see what happens as any regime comes to an end, in any era:
The outcome of this wildly uncontrollable proliferation of
dishonest bureaucracy was shocking. Administration was paralysed.
Remedies, if applied at all, proved ludicrously ineffective. Ten
years after the death of Valentinian I, public criticism of these
defects had become so loud that the authorities, in an absurd act of
self-defence, pronounced it an act of sacrilege even to discuss the
merits of anyone chosen by an Emperor to serve him. For the
government was all too clearly aware of the bureaucrats' corruption,
as well as of their power. It sought to combat such practices by
frequent and strident edicts, regulations and warnings. Successive
rulers threatened their officials with fines, banishment and torture
and even death. In 450 Valentinian III specifically denounced tax
collectors and a wide range of other financial officials. Then
Majorian, too, assailed them in menacing and even insulting terms.
But all this was clearly not of the slightest avail.
Nor did the principal administrative remedy to which Emperors
resorted prove any more helpful. This was ever intenser
centralization, which not only slashed personal freedom still
further but harnessed the government with increasing
responsibilities which it was quite unable to carry. (p. 92).
When the Empire becomes a military camp
In a few chapters in the final part of this short book―just 235 pages
long―Grant focuses on other social, psychological, or religious causes
that may have aggravated or accelerated the fall of the Empire. Still,
the central pillar of his argument is excessive statism. An Austrian
school economist would no doubt have elaborated upon the analysis of the
devastating effects of the manipulation of the money supply on the
economy, or upon other aspects of the dreadful imperial administration.
But libertarian historians are not found on every street corner, and
this volume is above all else intended to serve as an overview of this
historical period for the general public, not as an academic analysis.
This book deserves to be read by anyone interested in learning about the
major currents of History and in drawing lessons to apply today. Of its
genre, it is also one of the best books for the libertarian reader

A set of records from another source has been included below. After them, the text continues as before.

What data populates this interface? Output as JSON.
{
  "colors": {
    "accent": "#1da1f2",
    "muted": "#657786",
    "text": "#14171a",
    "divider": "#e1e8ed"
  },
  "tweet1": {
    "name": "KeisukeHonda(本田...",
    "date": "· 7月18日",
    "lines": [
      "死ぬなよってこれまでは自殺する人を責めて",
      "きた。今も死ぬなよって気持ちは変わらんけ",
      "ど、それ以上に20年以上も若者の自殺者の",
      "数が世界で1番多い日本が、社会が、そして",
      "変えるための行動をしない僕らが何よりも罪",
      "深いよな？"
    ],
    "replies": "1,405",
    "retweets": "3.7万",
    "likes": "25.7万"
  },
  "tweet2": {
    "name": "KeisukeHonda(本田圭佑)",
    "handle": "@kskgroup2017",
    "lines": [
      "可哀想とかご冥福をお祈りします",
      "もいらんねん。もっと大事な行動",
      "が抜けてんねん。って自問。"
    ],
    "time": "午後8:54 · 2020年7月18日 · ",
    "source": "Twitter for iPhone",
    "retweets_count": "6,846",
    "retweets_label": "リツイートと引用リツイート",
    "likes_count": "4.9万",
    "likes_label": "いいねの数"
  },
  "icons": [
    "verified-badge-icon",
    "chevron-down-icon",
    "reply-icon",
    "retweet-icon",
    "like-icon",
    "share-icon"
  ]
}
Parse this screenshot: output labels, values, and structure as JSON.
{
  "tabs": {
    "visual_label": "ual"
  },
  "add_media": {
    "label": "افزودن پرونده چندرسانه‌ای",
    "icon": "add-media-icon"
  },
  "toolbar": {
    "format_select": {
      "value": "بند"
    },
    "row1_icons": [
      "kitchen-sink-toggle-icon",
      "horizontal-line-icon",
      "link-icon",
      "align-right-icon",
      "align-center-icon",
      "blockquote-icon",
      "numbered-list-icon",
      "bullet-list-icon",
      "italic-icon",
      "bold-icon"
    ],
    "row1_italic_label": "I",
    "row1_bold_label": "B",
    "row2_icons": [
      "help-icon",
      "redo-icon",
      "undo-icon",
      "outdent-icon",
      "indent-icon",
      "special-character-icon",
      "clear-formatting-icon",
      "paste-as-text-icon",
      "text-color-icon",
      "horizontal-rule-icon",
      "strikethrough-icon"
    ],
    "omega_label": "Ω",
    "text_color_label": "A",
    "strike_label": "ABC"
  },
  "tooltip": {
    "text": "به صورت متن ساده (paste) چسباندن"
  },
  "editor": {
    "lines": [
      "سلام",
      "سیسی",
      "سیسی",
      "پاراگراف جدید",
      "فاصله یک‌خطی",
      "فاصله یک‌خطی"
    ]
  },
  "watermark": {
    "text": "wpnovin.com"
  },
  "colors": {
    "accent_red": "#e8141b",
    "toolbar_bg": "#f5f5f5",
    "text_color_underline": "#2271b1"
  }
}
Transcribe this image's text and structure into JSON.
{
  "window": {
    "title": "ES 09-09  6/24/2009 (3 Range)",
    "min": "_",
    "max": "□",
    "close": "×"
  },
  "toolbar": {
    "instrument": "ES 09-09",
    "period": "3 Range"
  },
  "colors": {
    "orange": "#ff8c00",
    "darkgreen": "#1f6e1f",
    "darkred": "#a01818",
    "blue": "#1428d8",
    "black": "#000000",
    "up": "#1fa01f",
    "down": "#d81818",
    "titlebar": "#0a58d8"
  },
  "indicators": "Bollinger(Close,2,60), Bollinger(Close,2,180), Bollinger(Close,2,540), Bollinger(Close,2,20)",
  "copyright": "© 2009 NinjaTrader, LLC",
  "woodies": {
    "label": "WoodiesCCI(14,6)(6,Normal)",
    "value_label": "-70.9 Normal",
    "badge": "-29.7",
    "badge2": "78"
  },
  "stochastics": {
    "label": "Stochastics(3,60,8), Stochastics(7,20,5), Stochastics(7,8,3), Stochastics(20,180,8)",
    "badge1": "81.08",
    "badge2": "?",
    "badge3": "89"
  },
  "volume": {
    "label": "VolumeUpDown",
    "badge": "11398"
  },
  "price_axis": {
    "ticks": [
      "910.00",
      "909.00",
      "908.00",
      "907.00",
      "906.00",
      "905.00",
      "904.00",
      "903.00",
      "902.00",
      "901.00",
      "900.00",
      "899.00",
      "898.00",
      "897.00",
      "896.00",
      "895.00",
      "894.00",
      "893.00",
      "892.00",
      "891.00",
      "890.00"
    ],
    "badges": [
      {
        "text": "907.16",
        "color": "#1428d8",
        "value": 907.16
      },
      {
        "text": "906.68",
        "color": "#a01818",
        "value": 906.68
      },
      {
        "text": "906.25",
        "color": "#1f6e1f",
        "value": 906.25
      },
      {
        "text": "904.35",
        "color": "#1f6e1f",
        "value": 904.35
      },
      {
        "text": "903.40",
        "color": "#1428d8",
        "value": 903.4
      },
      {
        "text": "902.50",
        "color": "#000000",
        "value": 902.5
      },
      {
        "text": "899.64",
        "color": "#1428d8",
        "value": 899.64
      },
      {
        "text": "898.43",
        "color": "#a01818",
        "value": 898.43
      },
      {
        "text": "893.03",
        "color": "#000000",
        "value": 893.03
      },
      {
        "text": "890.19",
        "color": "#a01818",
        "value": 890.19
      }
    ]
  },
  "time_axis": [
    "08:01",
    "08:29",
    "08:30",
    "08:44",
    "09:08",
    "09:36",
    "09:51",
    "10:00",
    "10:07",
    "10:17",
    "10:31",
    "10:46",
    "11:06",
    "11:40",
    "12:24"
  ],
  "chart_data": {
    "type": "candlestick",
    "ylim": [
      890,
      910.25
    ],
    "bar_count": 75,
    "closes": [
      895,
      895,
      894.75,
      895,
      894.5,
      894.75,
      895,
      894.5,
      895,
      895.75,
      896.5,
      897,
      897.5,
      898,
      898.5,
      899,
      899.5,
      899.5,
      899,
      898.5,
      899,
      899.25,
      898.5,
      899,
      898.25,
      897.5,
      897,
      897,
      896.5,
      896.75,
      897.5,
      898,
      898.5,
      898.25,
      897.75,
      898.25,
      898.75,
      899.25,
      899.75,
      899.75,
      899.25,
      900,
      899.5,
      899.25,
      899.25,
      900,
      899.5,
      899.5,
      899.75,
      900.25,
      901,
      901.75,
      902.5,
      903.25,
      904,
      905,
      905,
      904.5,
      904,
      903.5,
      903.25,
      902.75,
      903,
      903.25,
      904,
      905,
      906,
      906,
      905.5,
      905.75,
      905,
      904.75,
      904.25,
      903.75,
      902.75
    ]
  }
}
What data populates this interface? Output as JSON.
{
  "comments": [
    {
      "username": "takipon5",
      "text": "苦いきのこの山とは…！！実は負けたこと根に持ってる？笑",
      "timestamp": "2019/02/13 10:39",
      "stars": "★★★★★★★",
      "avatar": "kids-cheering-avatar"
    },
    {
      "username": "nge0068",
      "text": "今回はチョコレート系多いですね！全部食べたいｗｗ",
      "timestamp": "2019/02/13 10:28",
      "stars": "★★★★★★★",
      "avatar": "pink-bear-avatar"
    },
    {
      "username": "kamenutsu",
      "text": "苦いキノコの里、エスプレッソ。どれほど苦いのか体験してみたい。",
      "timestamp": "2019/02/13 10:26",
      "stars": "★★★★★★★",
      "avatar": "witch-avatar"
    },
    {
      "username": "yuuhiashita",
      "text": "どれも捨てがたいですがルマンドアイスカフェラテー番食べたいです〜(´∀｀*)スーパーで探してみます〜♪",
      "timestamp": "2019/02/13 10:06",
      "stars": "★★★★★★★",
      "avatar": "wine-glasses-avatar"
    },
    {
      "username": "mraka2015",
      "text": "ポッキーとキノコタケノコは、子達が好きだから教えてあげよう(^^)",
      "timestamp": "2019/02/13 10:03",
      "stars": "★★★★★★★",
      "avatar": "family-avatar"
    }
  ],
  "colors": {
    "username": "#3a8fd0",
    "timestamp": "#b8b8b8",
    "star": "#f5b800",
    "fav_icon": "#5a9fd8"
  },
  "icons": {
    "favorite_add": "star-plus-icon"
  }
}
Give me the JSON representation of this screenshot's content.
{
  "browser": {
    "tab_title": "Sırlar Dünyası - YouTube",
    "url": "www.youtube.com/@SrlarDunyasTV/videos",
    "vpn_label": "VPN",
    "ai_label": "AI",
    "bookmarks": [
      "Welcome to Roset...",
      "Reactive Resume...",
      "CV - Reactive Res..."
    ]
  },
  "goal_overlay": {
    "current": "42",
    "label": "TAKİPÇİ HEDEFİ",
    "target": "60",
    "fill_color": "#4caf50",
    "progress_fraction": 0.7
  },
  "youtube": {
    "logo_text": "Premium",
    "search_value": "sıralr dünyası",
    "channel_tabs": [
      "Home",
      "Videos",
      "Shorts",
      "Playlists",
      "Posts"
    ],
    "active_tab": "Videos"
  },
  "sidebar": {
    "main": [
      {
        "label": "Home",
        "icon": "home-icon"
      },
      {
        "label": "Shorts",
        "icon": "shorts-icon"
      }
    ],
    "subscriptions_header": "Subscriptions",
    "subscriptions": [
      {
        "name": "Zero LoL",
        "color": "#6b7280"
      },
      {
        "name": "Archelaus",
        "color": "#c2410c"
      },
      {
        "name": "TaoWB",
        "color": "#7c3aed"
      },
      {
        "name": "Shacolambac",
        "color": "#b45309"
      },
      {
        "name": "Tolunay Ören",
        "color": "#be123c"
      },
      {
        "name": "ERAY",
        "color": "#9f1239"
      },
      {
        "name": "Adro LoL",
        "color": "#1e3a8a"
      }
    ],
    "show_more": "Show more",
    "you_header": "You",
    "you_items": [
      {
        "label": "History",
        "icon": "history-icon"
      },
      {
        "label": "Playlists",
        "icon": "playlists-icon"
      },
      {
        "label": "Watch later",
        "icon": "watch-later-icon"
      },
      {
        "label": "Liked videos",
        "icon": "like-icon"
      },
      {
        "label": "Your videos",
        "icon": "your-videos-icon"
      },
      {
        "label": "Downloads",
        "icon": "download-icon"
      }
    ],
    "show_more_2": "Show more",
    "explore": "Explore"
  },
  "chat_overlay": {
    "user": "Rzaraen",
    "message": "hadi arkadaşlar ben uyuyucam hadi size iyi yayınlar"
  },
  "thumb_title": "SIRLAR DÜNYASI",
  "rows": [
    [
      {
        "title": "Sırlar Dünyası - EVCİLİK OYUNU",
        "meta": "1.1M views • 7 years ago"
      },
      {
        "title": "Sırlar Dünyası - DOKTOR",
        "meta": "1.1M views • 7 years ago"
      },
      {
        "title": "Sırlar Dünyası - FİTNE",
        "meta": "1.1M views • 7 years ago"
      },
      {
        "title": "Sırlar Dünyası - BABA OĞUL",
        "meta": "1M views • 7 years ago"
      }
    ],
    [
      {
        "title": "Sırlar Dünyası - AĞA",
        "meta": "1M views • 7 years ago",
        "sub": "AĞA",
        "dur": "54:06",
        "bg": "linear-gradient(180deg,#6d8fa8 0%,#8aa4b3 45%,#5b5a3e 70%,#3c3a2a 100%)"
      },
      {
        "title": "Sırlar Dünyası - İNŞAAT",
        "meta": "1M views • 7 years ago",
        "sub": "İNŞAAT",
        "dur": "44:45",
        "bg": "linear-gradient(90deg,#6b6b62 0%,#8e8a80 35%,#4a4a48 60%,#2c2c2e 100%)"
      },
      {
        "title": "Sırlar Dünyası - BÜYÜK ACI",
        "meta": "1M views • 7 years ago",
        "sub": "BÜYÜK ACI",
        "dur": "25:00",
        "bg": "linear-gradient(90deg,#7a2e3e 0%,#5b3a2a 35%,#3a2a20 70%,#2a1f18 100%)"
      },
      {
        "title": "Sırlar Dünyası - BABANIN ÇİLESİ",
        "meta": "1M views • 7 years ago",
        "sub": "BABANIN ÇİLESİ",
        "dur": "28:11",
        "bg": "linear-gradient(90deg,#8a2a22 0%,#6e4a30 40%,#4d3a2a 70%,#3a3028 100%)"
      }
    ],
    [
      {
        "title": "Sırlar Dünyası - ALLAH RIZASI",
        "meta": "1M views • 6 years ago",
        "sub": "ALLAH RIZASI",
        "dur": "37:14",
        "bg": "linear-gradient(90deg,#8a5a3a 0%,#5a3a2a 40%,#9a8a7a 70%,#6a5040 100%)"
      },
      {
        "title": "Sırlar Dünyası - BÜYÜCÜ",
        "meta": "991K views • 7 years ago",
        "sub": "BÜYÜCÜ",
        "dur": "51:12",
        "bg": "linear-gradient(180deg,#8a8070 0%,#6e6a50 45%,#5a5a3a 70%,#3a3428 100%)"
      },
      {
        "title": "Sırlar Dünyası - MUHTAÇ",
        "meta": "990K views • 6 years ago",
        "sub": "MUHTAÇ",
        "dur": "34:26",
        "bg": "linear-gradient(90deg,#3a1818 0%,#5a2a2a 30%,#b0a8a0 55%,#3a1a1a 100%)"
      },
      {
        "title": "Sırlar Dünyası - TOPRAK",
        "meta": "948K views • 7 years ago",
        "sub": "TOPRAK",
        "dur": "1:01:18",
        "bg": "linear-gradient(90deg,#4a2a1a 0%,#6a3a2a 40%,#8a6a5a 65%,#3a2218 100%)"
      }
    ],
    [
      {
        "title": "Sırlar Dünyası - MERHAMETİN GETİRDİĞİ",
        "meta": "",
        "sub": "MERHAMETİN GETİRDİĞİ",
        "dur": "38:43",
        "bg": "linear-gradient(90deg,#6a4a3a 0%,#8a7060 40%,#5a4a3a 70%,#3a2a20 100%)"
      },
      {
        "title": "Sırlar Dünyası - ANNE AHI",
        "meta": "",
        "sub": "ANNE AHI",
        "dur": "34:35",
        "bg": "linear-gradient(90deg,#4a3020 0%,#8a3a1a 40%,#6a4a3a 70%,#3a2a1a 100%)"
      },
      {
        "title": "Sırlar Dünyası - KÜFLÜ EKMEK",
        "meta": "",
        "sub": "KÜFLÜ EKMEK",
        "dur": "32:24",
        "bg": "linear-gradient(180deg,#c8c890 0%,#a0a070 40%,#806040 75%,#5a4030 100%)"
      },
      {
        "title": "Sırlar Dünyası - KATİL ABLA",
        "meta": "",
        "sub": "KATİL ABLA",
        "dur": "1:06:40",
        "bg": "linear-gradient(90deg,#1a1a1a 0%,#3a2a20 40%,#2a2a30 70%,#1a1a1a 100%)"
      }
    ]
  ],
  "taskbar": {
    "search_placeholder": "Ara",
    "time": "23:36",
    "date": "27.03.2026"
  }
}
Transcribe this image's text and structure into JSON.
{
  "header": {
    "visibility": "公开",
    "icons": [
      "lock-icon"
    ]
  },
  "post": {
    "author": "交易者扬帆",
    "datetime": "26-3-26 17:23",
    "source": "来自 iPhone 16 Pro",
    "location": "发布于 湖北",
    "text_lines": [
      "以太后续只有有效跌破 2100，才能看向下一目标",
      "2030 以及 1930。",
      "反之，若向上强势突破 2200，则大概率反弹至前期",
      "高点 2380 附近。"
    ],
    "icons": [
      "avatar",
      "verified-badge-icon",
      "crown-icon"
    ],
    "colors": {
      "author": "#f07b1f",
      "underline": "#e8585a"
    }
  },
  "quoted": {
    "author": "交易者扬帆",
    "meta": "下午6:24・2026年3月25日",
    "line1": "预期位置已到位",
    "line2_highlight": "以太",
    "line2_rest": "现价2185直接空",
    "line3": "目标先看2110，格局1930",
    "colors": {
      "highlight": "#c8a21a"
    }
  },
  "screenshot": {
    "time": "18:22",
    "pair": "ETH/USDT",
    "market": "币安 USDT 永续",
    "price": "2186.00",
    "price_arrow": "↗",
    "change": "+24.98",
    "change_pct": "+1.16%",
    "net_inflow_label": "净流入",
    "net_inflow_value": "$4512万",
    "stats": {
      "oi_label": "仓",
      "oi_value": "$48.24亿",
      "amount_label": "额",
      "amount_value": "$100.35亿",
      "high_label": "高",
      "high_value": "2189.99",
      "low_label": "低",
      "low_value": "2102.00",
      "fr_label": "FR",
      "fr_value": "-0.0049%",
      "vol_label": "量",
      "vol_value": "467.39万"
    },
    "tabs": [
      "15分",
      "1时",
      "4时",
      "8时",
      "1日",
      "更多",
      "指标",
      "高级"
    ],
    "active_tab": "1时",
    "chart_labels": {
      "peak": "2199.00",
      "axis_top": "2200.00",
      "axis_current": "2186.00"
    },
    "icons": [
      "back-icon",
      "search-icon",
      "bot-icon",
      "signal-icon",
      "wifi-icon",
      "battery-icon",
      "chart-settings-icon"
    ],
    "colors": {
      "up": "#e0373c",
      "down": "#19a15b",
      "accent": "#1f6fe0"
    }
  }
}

interested in Greco-Roman Antiquity, who usually has to contend with
authors who are either explicitly socialist or who clearly understand
nothing about economics. The following three paragraphs, from the
opening of the chapter entitled "The People against the Bureaucrats", do
an admirable job, all by themselves, of illustrating the classical
liberal perspective on this crucial period of the history of our
So throughout the last two centuries of the Roman world there was
a fearful and ever-increasing loss of personal freedom for all,
except the very rich and powerful. Ever since the arch-regimenter
Diocletian declared that 'uncontrolled activity is an invention of
the godless,' each of the leading rulers in turn hammered the nails
in more fiercely. The Roman Empire had become a prison: or a
military camp in a perpetual state of siege, where each man was
assigned a place he must not desert. And his descendants must not
desert it either.
And so the whole of the population was in conflict with the
government: there was disunity, or rather a whole series of
disunities, on a colossal scale. The authorities desired and
enforced the very greatest degree of regimentation that it was
possible to obtain―even if this meant servitude for almost everybody―since
this seemed the only way to raise the money needed to save the
And yet the result was just the opposite to what was intended.
Paradoxically, this regimentation did not halt the disintegration of
the Roman world, but accelerated its destructive progress. The
individual spirit of initiative that alone could have kept the
commonwealth alive was stifled and stamped out by the widespread
deprivation of personal freedom, which thus became one of the most
potent reasons for Rome's collapse. (p. 89)
In short, this is a book whose relevance is beyond question.
The book was first published in 1976, and then again in a revised
edition in 1990. Several editions exist from different publishers. The
version used here is the 1997 Phoenix Giant paperback edition.
is publisher of QL. ** This article was first published
in QL no 62 – May 13, 2000. It was translated by